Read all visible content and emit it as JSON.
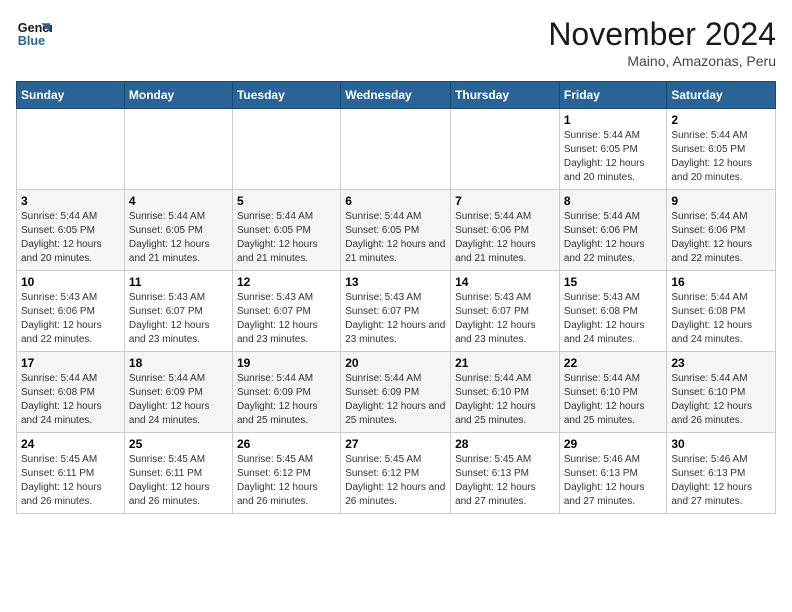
{
  "logo": {
    "line1": "General",
    "line2": "Blue"
  },
  "title": "November 2024",
  "location": "Maino, Amazonas, Peru",
  "days_of_week": [
    "Sunday",
    "Monday",
    "Tuesday",
    "Wednesday",
    "Thursday",
    "Friday",
    "Saturday"
  ],
  "weeks": [
    [
      {
        "day": "",
        "info": ""
      },
      {
        "day": "",
        "info": ""
      },
      {
        "day": "",
        "info": ""
      },
      {
        "day": "",
        "info": ""
      },
      {
        "day": "",
        "info": ""
      },
      {
        "day": "1",
        "info": "Sunrise: 5:44 AM\nSunset: 6:05 PM\nDaylight: 12 hours and 20 minutes."
      },
      {
        "day": "2",
        "info": "Sunrise: 5:44 AM\nSunset: 6:05 PM\nDaylight: 12 hours and 20 minutes."
      }
    ],
    [
      {
        "day": "3",
        "info": "Sunrise: 5:44 AM\nSunset: 6:05 PM\nDaylight: 12 hours and 20 minutes."
      },
      {
        "day": "4",
        "info": "Sunrise: 5:44 AM\nSunset: 6:05 PM\nDaylight: 12 hours and 21 minutes."
      },
      {
        "day": "5",
        "info": "Sunrise: 5:44 AM\nSunset: 6:05 PM\nDaylight: 12 hours and 21 minutes."
      },
      {
        "day": "6",
        "info": "Sunrise: 5:44 AM\nSunset: 6:05 PM\nDaylight: 12 hours and 21 minutes."
      },
      {
        "day": "7",
        "info": "Sunrise: 5:44 AM\nSunset: 6:06 PM\nDaylight: 12 hours and 21 minutes."
      },
      {
        "day": "8",
        "info": "Sunrise: 5:44 AM\nSunset: 6:06 PM\nDaylight: 12 hours and 22 minutes."
      },
      {
        "day": "9",
        "info": "Sunrise: 5:44 AM\nSunset: 6:06 PM\nDaylight: 12 hours and 22 minutes."
      }
    ],
    [
      {
        "day": "10",
        "info": "Sunrise: 5:43 AM\nSunset: 6:06 PM\nDaylight: 12 hours and 22 minutes."
      },
      {
        "day": "11",
        "info": "Sunrise: 5:43 AM\nSunset: 6:07 PM\nDaylight: 12 hours and 23 minutes."
      },
      {
        "day": "12",
        "info": "Sunrise: 5:43 AM\nSunset: 6:07 PM\nDaylight: 12 hours and 23 minutes."
      },
      {
        "day": "13",
        "info": "Sunrise: 5:43 AM\nSunset: 6:07 PM\nDaylight: 12 hours and 23 minutes."
      },
      {
        "day": "14",
        "info": "Sunrise: 5:43 AM\nSunset: 6:07 PM\nDaylight: 12 hours and 23 minutes."
      },
      {
        "day": "15",
        "info": "Sunrise: 5:43 AM\nSunset: 6:08 PM\nDaylight: 12 hours and 24 minutes."
      },
      {
        "day": "16",
        "info": "Sunrise: 5:44 AM\nSunset: 6:08 PM\nDaylight: 12 hours and 24 minutes."
      }
    ],
    [
      {
        "day": "17",
        "info": "Sunrise: 5:44 AM\nSunset: 6:08 PM\nDaylight: 12 hours and 24 minutes."
      },
      {
        "day": "18",
        "info": "Sunrise: 5:44 AM\nSunset: 6:09 PM\nDaylight: 12 hours and 24 minutes."
      },
      {
        "day": "19",
        "info": "Sunrise: 5:44 AM\nSunset: 6:09 PM\nDaylight: 12 hours and 25 minutes."
      },
      {
        "day": "20",
        "info": "Sunrise: 5:44 AM\nSunset: 6:09 PM\nDaylight: 12 hours and 25 minutes."
      },
      {
        "day": "21",
        "info": "Sunrise: 5:44 AM\nSunset: 6:10 PM\nDaylight: 12 hours and 25 minutes."
      },
      {
        "day": "22",
        "info": "Sunrise: 5:44 AM\nSunset: 6:10 PM\nDaylight: 12 hours and 25 minutes."
      },
      {
        "day": "23",
        "info": "Sunrise: 5:44 AM\nSunset: 6:10 PM\nDaylight: 12 hours and 26 minutes."
      }
    ],
    [
      {
        "day": "24",
        "info": "Sunrise: 5:45 AM\nSunset: 6:11 PM\nDaylight: 12 hours and 26 minutes."
      },
      {
        "day": "25",
        "info": "Sunrise: 5:45 AM\nSunset: 6:11 PM\nDaylight: 12 hours and 26 minutes."
      },
      {
        "day": "26",
        "info": "Sunrise: 5:45 AM\nSunset: 6:12 PM\nDaylight: 12 hours and 26 minutes."
      },
      {
        "day": "27",
        "info": "Sunrise: 5:45 AM\nSunset: 6:12 PM\nDaylight: 12 hours and 26 minutes."
      },
      {
        "day": "28",
        "info": "Sunrise: 5:45 AM\nSunset: 6:13 PM\nDaylight: 12 hours and 27 minutes."
      },
      {
        "day": "29",
        "info": "Sunrise: 5:46 AM\nSunset: 6:13 PM\nDaylight: 12 hours and 27 minutes."
      },
      {
        "day": "30",
        "info": "Sunrise: 5:46 AM\nSunset: 6:13 PM\nDaylight: 12 hours and 27 minutes."
      }
    ]
  ]
}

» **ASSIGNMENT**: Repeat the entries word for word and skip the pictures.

» **RESULT**:
Read all visible content and emit it as JSON.
{
  "logo": {
    "line1": "General",
    "line2": "Blue"
  },
  "title": "November 2024",
  "location": "Maino, Amazonas, Peru",
  "days_of_week": [
    "Sunday",
    "Monday",
    "Tuesday",
    "Wednesday",
    "Thursday",
    "Friday",
    "Saturday"
  ],
  "weeks": [
    [
      {
        "day": "",
        "info": ""
      },
      {
        "day": "",
        "info": ""
      },
      {
        "day": "",
        "info": ""
      },
      {
        "day": "",
        "info": ""
      },
      {
        "day": "",
        "info": ""
      },
      {
        "day": "1",
        "info": "Sunrise: 5:44 AM\nSunset: 6:05 PM\nDaylight: 12 hours and 20 minutes."
      },
      {
        "day": "2",
        "info": "Sunrise: 5:44 AM\nSunset: 6:05 PM\nDaylight: 12 hours and 20 minutes."
      }
    ],
    [
      {
        "day": "3",
        "info": "Sunrise: 5:44 AM\nSunset: 6:05 PM\nDaylight: 12 hours and 20 minutes."
      },
      {
        "day": "4",
        "info": "Sunrise: 5:44 AM\nSunset: 6:05 PM\nDaylight: 12 hours and 21 minutes."
      },
      {
        "day": "5",
        "info": "Sunrise: 5:44 AM\nSunset: 6:05 PM\nDaylight: 12 hours and 21 minutes."
      },
      {
        "day": "6",
        "info": "Sunrise: 5:44 AM\nSunset: 6:05 PM\nDaylight: 12 hours and 21 minutes."
      },
      {
        "day": "7",
        "info": "Sunrise: 5:44 AM\nSunset: 6:06 PM\nDaylight: 12 hours and 21 minutes."
      },
      {
        "day": "8",
        "info": "Sunrise: 5:44 AM\nSunset: 6:06 PM\nDaylight: 12 hours and 22 minutes."
      },
      {
        "day": "9",
        "info": "Sunrise: 5:44 AM\nSunset: 6:06 PM\nDaylight: 12 hours and 22 minutes."
      }
    ],
    [
      {
        "day": "10",
        "info": "Sunrise: 5:43 AM\nSunset: 6:06 PM\nDaylight: 12 hours and 22 minutes."
      },
      {
        "day": "11",
        "info": "Sunrise: 5:43 AM\nSunset: 6:07 PM\nDaylight: 12 hours and 23 minutes."
      },
      {
        "day": "12",
        "info": "Sunrise: 5:43 AM\nSunset: 6:07 PM\nDaylight: 12 hours and 23 minutes."
      },
      {
        "day": "13",
        "info": "Sunrise: 5:43 AM\nSunset: 6:07 PM\nDaylight: 12 hours and 23 minutes."
      },
      {
        "day": "14",
        "info": "Sunrise: 5:43 AM\nSunset: 6:07 PM\nDaylight: 12 hours and 23 minutes."
      },
      {
        "day": "15",
        "info": "Sunrise: 5:43 AM\nSunset: 6:08 PM\nDaylight: 12 hours and 24 minutes."
      },
      {
        "day": "16",
        "info": "Sunrise: 5:44 AM\nSunset: 6:08 PM\nDaylight: 12 hours and 24 minutes."
      }
    ],
    [
      {
        "day": "17",
        "info": "Sunrise: 5:44 AM\nSunset: 6:08 PM\nDaylight: 12 hours and 24 minutes."
      },
      {
        "day": "18",
        "info": "Sunrise: 5:44 AM\nSunset: 6:09 PM\nDaylight: 12 hours and 24 minutes."
      },
      {
        "day": "19",
        "info": "Sunrise: 5:44 AM\nSunset: 6:09 PM\nDaylight: 12 hours and 25 minutes."
      },
      {
        "day": "20",
        "info": "Sunrise: 5:44 AM\nSunset: 6:09 PM\nDaylight: 12 hours and 25 minutes."
      },
      {
        "day": "21",
        "info": "Sunrise: 5:44 AM\nSunset: 6:10 PM\nDaylight: 12 hours and 25 minutes."
      },
      {
        "day": "22",
        "info": "Sunrise: 5:44 AM\nSunset: 6:10 PM\nDaylight: 12 hours and 25 minutes."
      },
      {
        "day": "23",
        "info": "Sunrise: 5:44 AM\nSunset: 6:10 PM\nDaylight: 12 hours and 26 minutes."
      }
    ],
    [
      {
        "day": "24",
        "info": "Sunrise: 5:45 AM\nSunset: 6:11 PM\nDaylight: 12 hours and 26 minutes."
      },
      {
        "day": "25",
        "info": "Sunrise: 5:45 AM\nSunset: 6:11 PM\nDaylight: 12 hours and 26 minutes."
      },
      {
        "day": "26",
        "info": "Sunrise: 5:45 AM\nSunset: 6:12 PM\nDaylight: 12 hours and 26 minutes."
      },
      {
        "day": "27",
        "info": "Sunrise: 5:45 AM\nSunset: 6:12 PM\nDaylight: 12 hours and 26 minutes."
      },
      {
        "day": "28",
        "info": "Sunrise: 5:45 AM\nSunset: 6:13 PM\nDaylight: 12 hours and 27 minutes."
      },
      {
        "day": "29",
        "info": "Sunrise: 5:46 AM\nSunset: 6:13 PM\nDaylight: 12 hours and 27 minutes."
      },
      {
        "day": "30",
        "info": "Sunrise: 5:46 AM\nSunset: 6:13 PM\nDaylight: 12 hours and 27 minutes."
      }
    ]
  ]
}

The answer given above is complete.